* WHAT IS EXPECTED: Wherever the string "this" shows up in the records below, return that line.

-------- INFORMATION PROVIDED --------

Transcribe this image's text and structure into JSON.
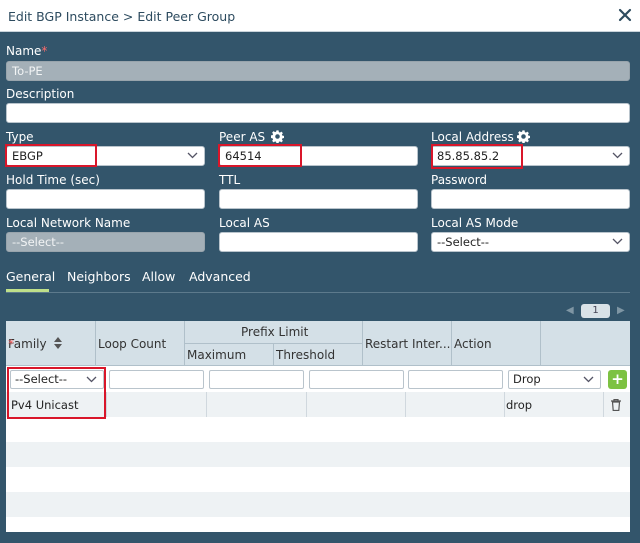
{
  "dialog": {
    "title": "Edit BGP Instance > Edit Peer Group"
  },
  "form": {
    "name": {
      "label": "Name",
      "required_mark": "*",
      "value": "To-PE"
    },
    "description": {
      "label": "Description",
      "value": ""
    },
    "type": {
      "label": "Type",
      "value": "EBGP"
    },
    "peer_as": {
      "label": "Peer AS",
      "value": "64514"
    },
    "local_address": {
      "label": "Local Address",
      "value": "85.85.85.2"
    },
    "hold_time": {
      "label": "Hold Time (sec)",
      "value": ""
    },
    "ttl": {
      "label": "TTL",
      "value": ""
    },
    "password": {
      "label": "Password",
      "value": ""
    },
    "local_network_name": {
      "label": "Local Network Name",
      "value": "--Select--"
    },
    "local_as": {
      "label": "Local AS",
      "value": ""
    },
    "local_as_mode": {
      "label": "Local AS Mode",
      "value": "--Select--"
    }
  },
  "tabs": [
    "General",
    "Neighbors",
    "Allow",
    "Advanced"
  ],
  "active_tab": "General",
  "pager": {
    "page": "1"
  },
  "table": {
    "headers": {
      "family": "Family",
      "family_required": "*",
      "loop_count": "Loop Count",
      "prefix_limit": "Prefix Limit",
      "maximum": "Maximum",
      "threshold": "Threshold",
      "restart_interval": "Restart Inter...",
      "action": "Action"
    },
    "input_row": {
      "family": "--Select--",
      "loop_count": "",
      "maximum": "",
      "threshold": "",
      "restart_interval": "",
      "action": "Drop",
      "add_label": "+"
    },
    "rows": [
      {
        "family": "Pv4 Unicast",
        "loop_count": "",
        "maximum": "",
        "threshold": "",
        "restart_interval": "",
        "action": "drop"
      }
    ]
  },
  "colors": {
    "background": "#33556b",
    "highlight": "#d9162a",
    "active_tab": "#bfe08a",
    "add_button": "#7dc242",
    "header_bg": "#d4e0e7"
  },
  "icons": [
    "close-icon",
    "gear-icon",
    "chevron-down-icon",
    "sort-icon",
    "plus-icon",
    "trash-icon"
  ]
}
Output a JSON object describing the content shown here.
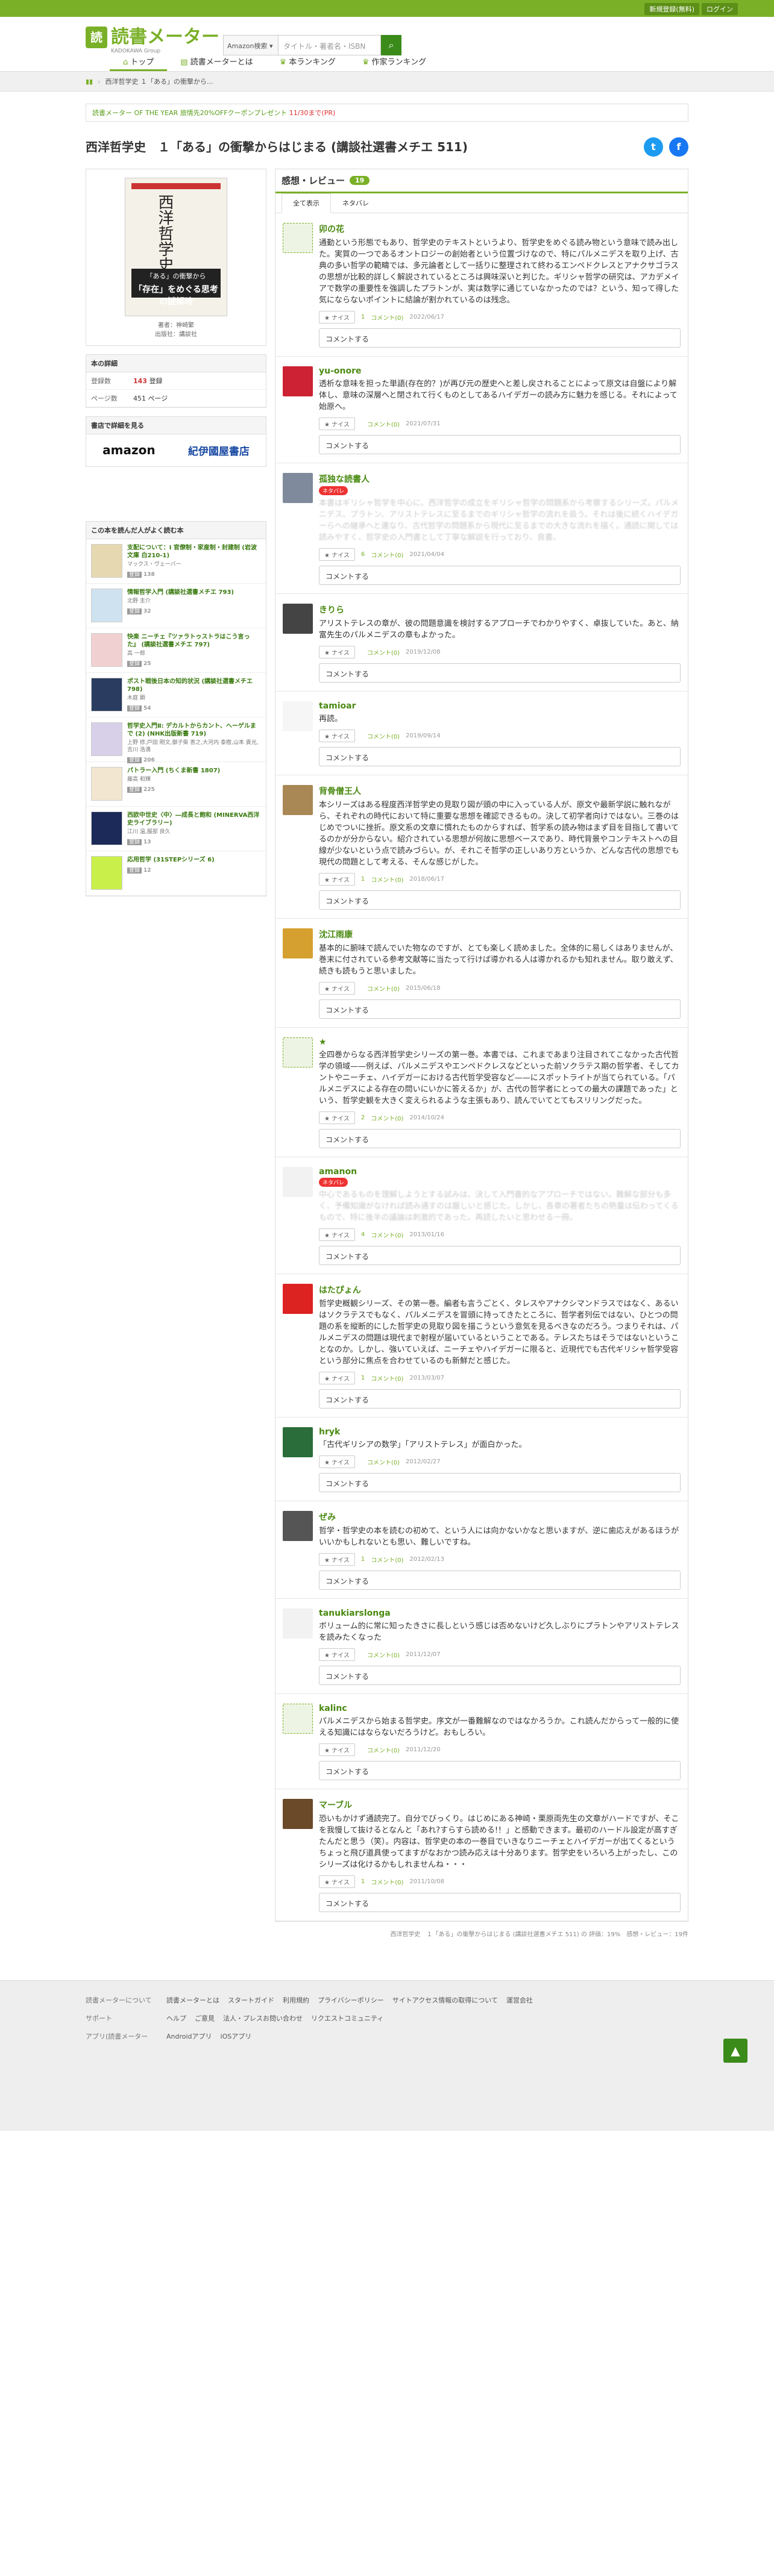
{
  "topbar": {
    "signup": "新規登録(無料)",
    "login": "ログイン"
  },
  "logo": {
    "mark": "読",
    "title": "読書メーター",
    "sub": "KADOKAWA Group"
  },
  "search": {
    "select": "Amazon検索 ▾",
    "placeholder": "タイトル・著者名・ISBN",
    "icon": "search-icon"
  },
  "nav": [
    {
      "icon": "home-icon",
      "label": "トップ"
    },
    {
      "icon": "book-icon",
      "label": "読書メーターとは"
    },
    {
      "icon": "ranking-icon",
      "label": "本ランキング"
    },
    {
      "icon": "author-icon",
      "label": "作家ランキング"
    }
  ],
  "breadcrumb": [
    "西洋哲学史 １「ある」の衝撃から..."
  ],
  "notice": {
    "a": "読書メーター OF THE YEAR",
    "b": "旅情先20%OFFクーポンプレゼント",
    "c": "11/30まで(PR)"
  },
  "title": "西洋哲学史　１「ある」の衝撃からはじまる (講談社選書メチエ 511)",
  "share": {
    "tw": "t",
    "fb": "f"
  },
  "book": {
    "cover_title": "西洋哲学史Ⅰ",
    "band_top": "「ある」の衝撃から",
    "band_main": "「存在」をめぐる思考の謎解時",
    "author": "著者：神崎繁",
    "publisher": "出版社：講談社"
  },
  "details": {
    "header": "本の詳細",
    "rows": [
      {
        "k": "登録数",
        "v": "143",
        "u": "登録"
      },
      {
        "k": "ページ数",
        "v": "451",
        "u": "ページ"
      }
    ]
  },
  "buy": {
    "header": "書店で詳細を見る",
    "amazon": "amazon",
    "kino": "紀伊國屋書店"
  },
  "alsoread": {
    "header": "この本を読んだ人がよく読む本",
    "items": [
      {
        "t": "支配について：Ⅰ 官僚制・家産制・封建制 (岩波文庫 白210-1)",
        "a": "マックス・ヴェーバー",
        "c": "138"
      },
      {
        "t": "情報哲学入門 (講談社選書メチエ 793)",
        "a": "北野 圭介",
        "c": "32"
      },
      {
        "t": "快楽 ニーチェ『ツァラトゥストラはこう言った』 (講談社選書メチエ 797)",
        "a": "高 一郎",
        "c": "25"
      },
      {
        "t": "ポスト戦後日本の知的状況 (講談社選書メチエ 798)",
        "a": "木庭 顕",
        "c": "54"
      },
      {
        "t": "哲学史入門Ⅱ: デカルトからカント、ヘーゲルまで (2) (NHK出版新書 719)",
        "a": "上野 修,戸田 剛文,御子柴 善之,大河内 泰樹,山本 貴光,吉川 浩満",
        "c": "206"
      },
      {
        "t": "パトラー入門 (ちくま新書 1807)",
        "a": "藤高 和輝",
        "c": "225"
      },
      {
        "t": "西欧中世史〈中〉―成長と飽和 (MINERVA西洋史ライブラリー)",
        "a": "江川 溫,服部 良久",
        "c": "13"
      },
      {
        "t": "応用哲学 (31STEPシリーズ 6)",
        "a": "",
        "c": "12"
      }
    ]
  },
  "reviews_header": {
    "title": "感想・レビュー",
    "count": "19",
    "tab_all": "全て表示",
    "tab_spoiler": "ネタバレ"
  },
  "labels": {
    "nice": "★ ナイス",
    "comment_box": "コメントする",
    "spoiler": "ネタバレ"
  },
  "reviews": [
    {
      "user": "卯の花",
      "spoiler": false,
      "text": "通勤という形態でもあり、哲学史のテキストというより、哲学史をめぐる読み物という意味で読み出した。実質の一つであるオントロジーの創始者という位置づけなので、特にパルメニデスを取り上げ、古典の多い哲学の範疇では、多元論者として一括りに整理されて終わるエンペドクレスとアナクサゴラスの思想が比較的詳しく解説されているところは興味深いと判じた。ギリシャ哲学の研究は、アカデメイアで数学の重要性を強調したプラトンが、実は数学に通じていなかったのでは？という、知って得した気にならないポイントに結論が割かれているのは残念。",
      "nice": "1",
      "cmt": "コメント(0)",
      "date": "2022/06/17"
    },
    {
      "user": "yu-onore",
      "spoiler": false,
      "text": "透析な意味を担った単語(存在的？)が再び元の歴史へと差し戻されることによって原文は自盤により解体し、意味の深層へと閉されて行くものとしてあるハイデガーの読み方に魅力を感じる。それによって始原へ。",
      "nice": "",
      "cmt": "コメント(0)",
      "date": "2021/07/31"
    },
    {
      "user": "孤独な読書人",
      "spoiler": true,
      "text": "本書はギリシャ哲学を中心に、西洋哲学の成立をギリシャ哲学の問題系から考察するシリーズ。パルメニデス、プラトン、アリストテレスに至るまでのギリシャ哲学の流れを扱う。それは後に続くハイデガーらへの継承へと連なり、古代哲学の問題系から現代に至るまでの大きな流れを描く。通読に関しては読みやすく、哲学史の入門書として丁寧な解説を行っており、良書。",
      "nice": "6",
      "cmt": "コメント(0)",
      "date": "2021/04/04"
    },
    {
      "user": "きりら",
      "spoiler": false,
      "text": "アリストテレスの章が、彼の問題意識を検討するアプローチでわかりやすく、卓抜していた。あと、納富先生のパルメニデスの章もよかった。",
      "nice": "",
      "cmt": "コメント(0)",
      "date": "2019/12/08"
    },
    {
      "user": "tamioar",
      "spoiler": false,
      "text": "再読。",
      "nice": "",
      "cmt": "コメント(0)",
      "date": "2019/09/14"
    },
    {
      "user": "背骨僧王人",
      "spoiler": false,
      "text": "本シリーズはある程度西洋哲学史の見取り図が頭の中に入っている人が、原文や最新学説に触れながら、それぞれの時代において特に重要な思想を確認できるもの。決して初学者向けではない。三巻のはじめでついに挫折。原文系の文章に慣れたものからすれば、哲学系の読み物はまず目を目指して書いてるのかが分からない。紹介されている思想が何故に思想ベースであり、時代背景やコンテキストへの目線が少ないという点で読みづらい。が、それこそ哲学の正しいあり方というか、どんな古代の思想でも現代の問題として考える、そんな感じがした。",
      "nice": "1",
      "cmt": "コメント(0)",
      "date": "2018/06/17"
    },
    {
      "user": "沈江雨康",
      "spoiler": false,
      "text": "基本的に腑味で読んでいた物なのですが、とても楽しく読めました。全体的に易しくはありませんが、巻末に付されている参考文献等に当たって行けば導かれる人は導かれるかも知れません。取り敢えず、続きも読もうと思いました。",
      "nice": "",
      "cmt": "コメント(0)",
      "date": "2015/06/18"
    },
    {
      "user": "★",
      "spoiler": false,
      "text": "全四巻からなる西洋哲学史シリーズの第一巻。本書では、これまであまり注目されてこなかった古代哲学の領域——例えば、パルメニデスやエンペドクレスなどといった前ソクラテス期の哲学者、そしてカントやニーチェ、ハイデガーにおける古代哲学受容など——にスポットライトが当てられている。「パルメニデスによる存在の問いにいかに答えるか」が、古代の哲学者にとっての最大の課題であった」という、哲学史観を大きく変えられるような主張もあり、読んでいてとてもスリリングだった。",
      "nice": "2",
      "cmt": "コメント(0)",
      "date": "2014/10/24"
    },
    {
      "user": "amanon",
      "spoiler": true,
      "text": "中心であるものを理解しようとする試みは、決して入門書的なアプローチではない。難解な部分も多く、予備知識がなければ読み通すのは厳しいと感じた。しかし、各章の著者たちの熱量は伝わってくるもので、特に後半の議論は刺激的であった。再読したいと思わせる一冊。",
      "nice": "4",
      "cmt": "コメント(0)",
      "date": "2013/01/16"
    },
    {
      "user": "はたぴょん",
      "spoiler": false,
      "text": "哲学史概観シリーズ、その第一巻。編者も言うごとく、タレスやアナクシマンドラスではなく、あるいはソクラテスでもなく、パルメニデスを冒頭に持ってきたところに、哲学者列伝ではない、ひとつの問題の系を縦断的にした哲学史の見取り図を描こうという意気を見るべきなのだろう。つまりそれは、パルメニデスの問題は現代まで射程が届いているということである。テレスたちはそうではないということなのか。しかし、強いていえば、ニーチェやハイデガーに限ると、近現代でも古代ギリシャ哲学受容という部分に焦点を合わせているのも新鮮だと感じた。",
      "nice": "1",
      "cmt": "コメント(0)",
      "date": "2013/03/07"
    },
    {
      "user": "hryk",
      "spoiler": false,
      "text": "「古代ギリシアの数学」「アリストテレス」が面白かった。",
      "nice": "",
      "cmt": "コメント(0)",
      "date": "2012/02/27"
    },
    {
      "user": "ぜみ",
      "spoiler": false,
      "text": "哲学・哲学史の本を読むの初めて、という人には向かないかなと思いますが、逆に歯応えがあるほうがいいかもしれないとも思い、難しいですね。",
      "nice": "1",
      "cmt": "コメント(0)",
      "date": "2012/02/13"
    },
    {
      "user": "tanukiarslonga",
      "spoiler": false,
      "text": "ボリューム的に常に知ったきさに長しという感じは否めないけど久しぶりにプラトンやアリストテレスを読みたくなった",
      "nice": "",
      "cmt": "コメント(0)",
      "date": "2011/12/07"
    },
    {
      "user": "kalinc",
      "spoiler": false,
      "text": "パルメニデスから始まる哲学史。序文が一番難解なのではなかろうか。これ読んだからって一般的に使える知識にはならないだろうけど。おもしろい。",
      "nice": "",
      "cmt": "コメント(0)",
      "date": "2011/12/20"
    },
    {
      "user": "マーブル",
      "spoiler": false,
      "text": "恐いもかけず通読完了。自分でびっくり。はじめにある神崎・栗原両先生の文章がハードですが、そこを我慢して抜けるとなんと「あれ?すらすら読める!！」と感動できます。最初のハードル設定が高すぎたんだと思う（笑）。内容は、哲学史の本の一巻目でいきなりニーチェとハイデガーが出てくるというちょっと飛び道具使ってますがなおかつ読み応えは十分あります。哲学史をいろいろ上がったし、このシリーズは化けるかもしれませんね・・・",
      "nice": "1",
      "cmt": "コメント(0)",
      "date": "2011/10/08"
    }
  ],
  "footnote": "西洋哲学史　１「ある」の衝撃からはじまる (講談社選書メチエ 511) の 評価：19%　感想・レビュー：19件",
  "footer": {
    "rows": [
      {
        "h": "読書メーターについて",
        "links": [
          "読書メーターとは",
          "スタートガイド",
          "利用規約",
          "プライバシーポリシー",
          "サイトアクセス情報の取得について",
          "運営会社"
        ]
      },
      {
        "h": "サポート",
        "links": [
          "ヘルプ",
          "ご意見",
          "法人・プレスお問い合わせ",
          "リクエストコミュニティ"
        ]
      },
      {
        "h": "アプリ(読書メーター",
        "links": [
          "Androidアプリ",
          "iOSアプリ"
        ]
      }
    ],
    "top": "▲"
  }
}
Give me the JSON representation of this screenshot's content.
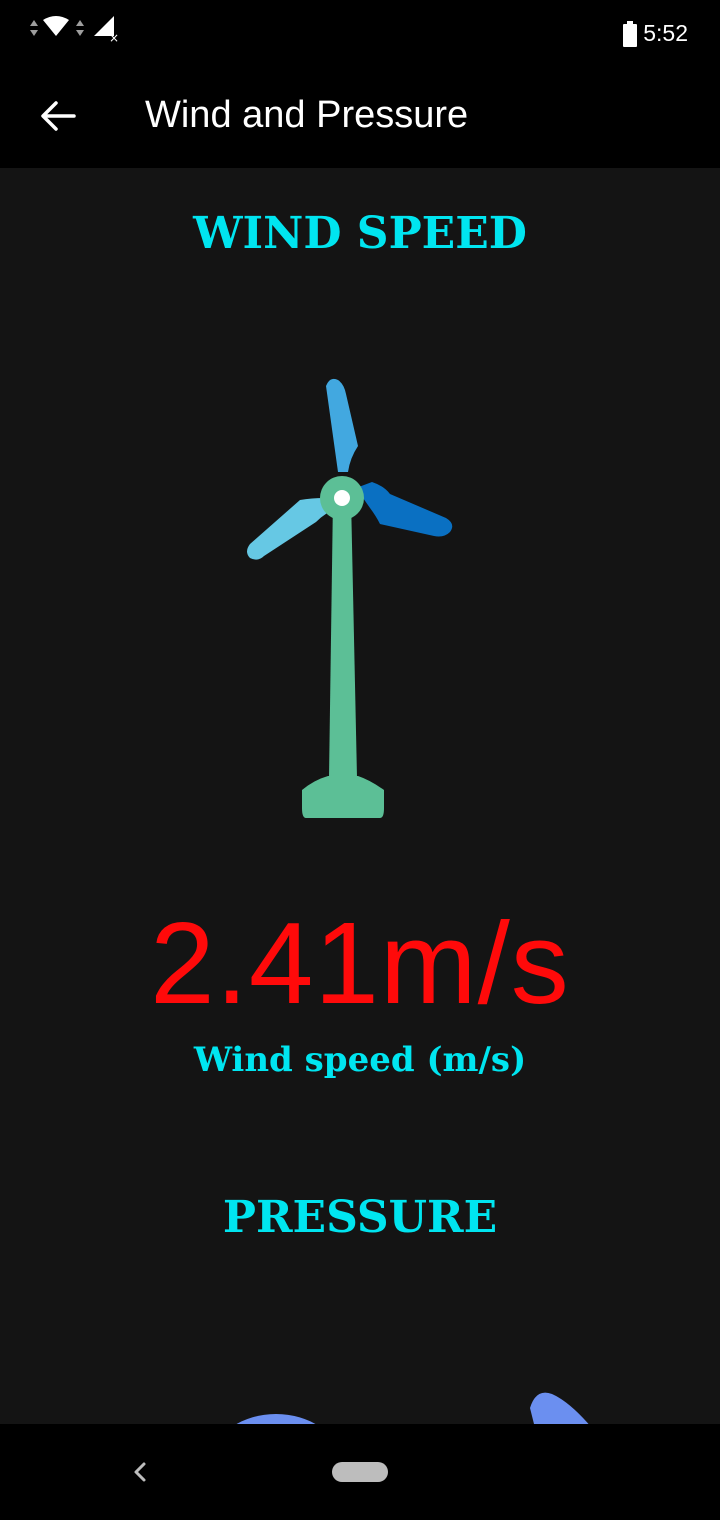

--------

* RESPONSE AREA:
Transcribe this image's text and structure into JSON.
Give me the JSON representation of this screenshot's content.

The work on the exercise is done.